Source data

================

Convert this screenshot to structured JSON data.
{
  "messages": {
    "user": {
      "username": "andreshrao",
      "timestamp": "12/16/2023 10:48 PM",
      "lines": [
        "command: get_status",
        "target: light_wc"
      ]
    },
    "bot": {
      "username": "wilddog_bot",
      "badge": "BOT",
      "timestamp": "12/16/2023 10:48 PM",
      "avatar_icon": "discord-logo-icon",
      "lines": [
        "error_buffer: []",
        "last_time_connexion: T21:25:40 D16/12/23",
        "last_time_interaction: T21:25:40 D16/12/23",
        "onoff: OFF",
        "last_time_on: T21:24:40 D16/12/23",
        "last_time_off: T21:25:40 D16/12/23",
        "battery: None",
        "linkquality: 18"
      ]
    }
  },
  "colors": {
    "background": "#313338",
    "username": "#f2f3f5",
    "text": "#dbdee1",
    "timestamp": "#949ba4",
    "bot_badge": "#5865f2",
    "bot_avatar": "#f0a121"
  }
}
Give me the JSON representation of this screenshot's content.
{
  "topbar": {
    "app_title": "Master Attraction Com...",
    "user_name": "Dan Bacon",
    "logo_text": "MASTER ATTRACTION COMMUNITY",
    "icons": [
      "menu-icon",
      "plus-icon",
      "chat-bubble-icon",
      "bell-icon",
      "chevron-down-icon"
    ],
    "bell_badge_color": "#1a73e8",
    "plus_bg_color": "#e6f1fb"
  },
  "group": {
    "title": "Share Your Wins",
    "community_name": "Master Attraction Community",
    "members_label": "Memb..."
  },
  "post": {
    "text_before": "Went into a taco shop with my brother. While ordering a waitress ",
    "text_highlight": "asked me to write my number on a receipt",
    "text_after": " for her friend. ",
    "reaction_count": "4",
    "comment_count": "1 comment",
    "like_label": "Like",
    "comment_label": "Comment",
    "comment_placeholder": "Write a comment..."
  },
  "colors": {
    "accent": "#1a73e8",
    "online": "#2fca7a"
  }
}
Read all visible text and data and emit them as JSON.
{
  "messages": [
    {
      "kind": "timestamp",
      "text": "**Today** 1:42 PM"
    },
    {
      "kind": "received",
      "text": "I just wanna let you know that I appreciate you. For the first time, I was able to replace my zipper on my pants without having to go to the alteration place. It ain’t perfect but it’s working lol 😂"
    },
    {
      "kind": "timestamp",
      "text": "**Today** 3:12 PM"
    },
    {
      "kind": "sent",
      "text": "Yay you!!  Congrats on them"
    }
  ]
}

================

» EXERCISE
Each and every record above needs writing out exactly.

» ANSWER TO THIS TASK
Convert this screenshot to structured JSON data.
{
  "messages": {
    "user": {
      "username": "andreshrao",
      "timestamp": "12/16/2023 10:48 PM",
      "lines": [
        "command: get_status",
        "target: light_wc"
      ]
    },
    "bot": {
      "username": "wilddog_bot",
      "badge": "BOT",
      "timestamp": "12/16/2023 10:48 PM",
      "avatar_icon": "discord-logo-icon",
      "lines": [
        "error_buffer: []",
        "last_time_connexion: T21:25:40 D16/12/23",
        "last_time_interaction: T21:25:40 D16/12/23",
        "onoff: OFF",
        "last_time_on: T21:24:40 D16/12/23",
        "last_time_off: T21:25:40 D16/12/23",
        "battery: None",
        "linkquality: 18"
      ]
    }
  },
  "colors": {
    "background": "#313338",
    "username": "#f2f3f5",
    "text": "#dbdee1",
    "timestamp": "#949ba4",
    "bot_badge": "#5865f2",
    "bot_avatar": "#f0a121"
  }
}
Give me the JSON representation of this screenshot's content.
{
  "topbar": {
    "app_title": "Master Attraction Com...",
    "user_name": "Dan Bacon",
    "logo_text": "MASTER ATTRACTION COMMUNITY",
    "icons": [
      "menu-icon",
      "plus-icon",
      "chat-bubble-icon",
      "bell-icon",
      "chevron-down-icon"
    ],
    "bell_badge_color": "#1a73e8",
    "plus_bg_color": "#e6f1fb"
  },
  "group": {
    "title": "Share Your Wins",
    "community_name": "Master Attraction Community",
    "members_label": "Memb..."
  },
  "post": {
    "text_before": "Went into a taco shop with my brother. While ordering a waitress ",
    "text_highlight": "asked me to write my number on a receipt",
    "text_after": " for her friend. ",
    "reaction_count": "4",
    "comment_count": "1 comment",
    "like_label": "Like",
    "comment_label": "Comment",
    "comment_placeholder": "Write a comment..."
  },
  "colors": {
    "accent": "#1a73e8",
    "online": "#2fca7a"
  }
}
Read all visible text and data and emit them as JSON.
{
  "messages": [
    {
      "kind": "timestamp",
      "text": "**Today** 1:42 PM"
    },
    {
      "kind": "received",
      "text": "I just wanna let you know that I appreciate you. For the first time, I was able to replace my zipper on my pants without having to go to the alteration place. It ain’t perfect but it’s working lol 😂"
    },
    {
      "kind": "timestamp",
      "text": "**Today** 3:12 PM"
    },
    {
      "kind": "sent",
      "text": "Yay you!!  Congrats on them"
    }
  ]
}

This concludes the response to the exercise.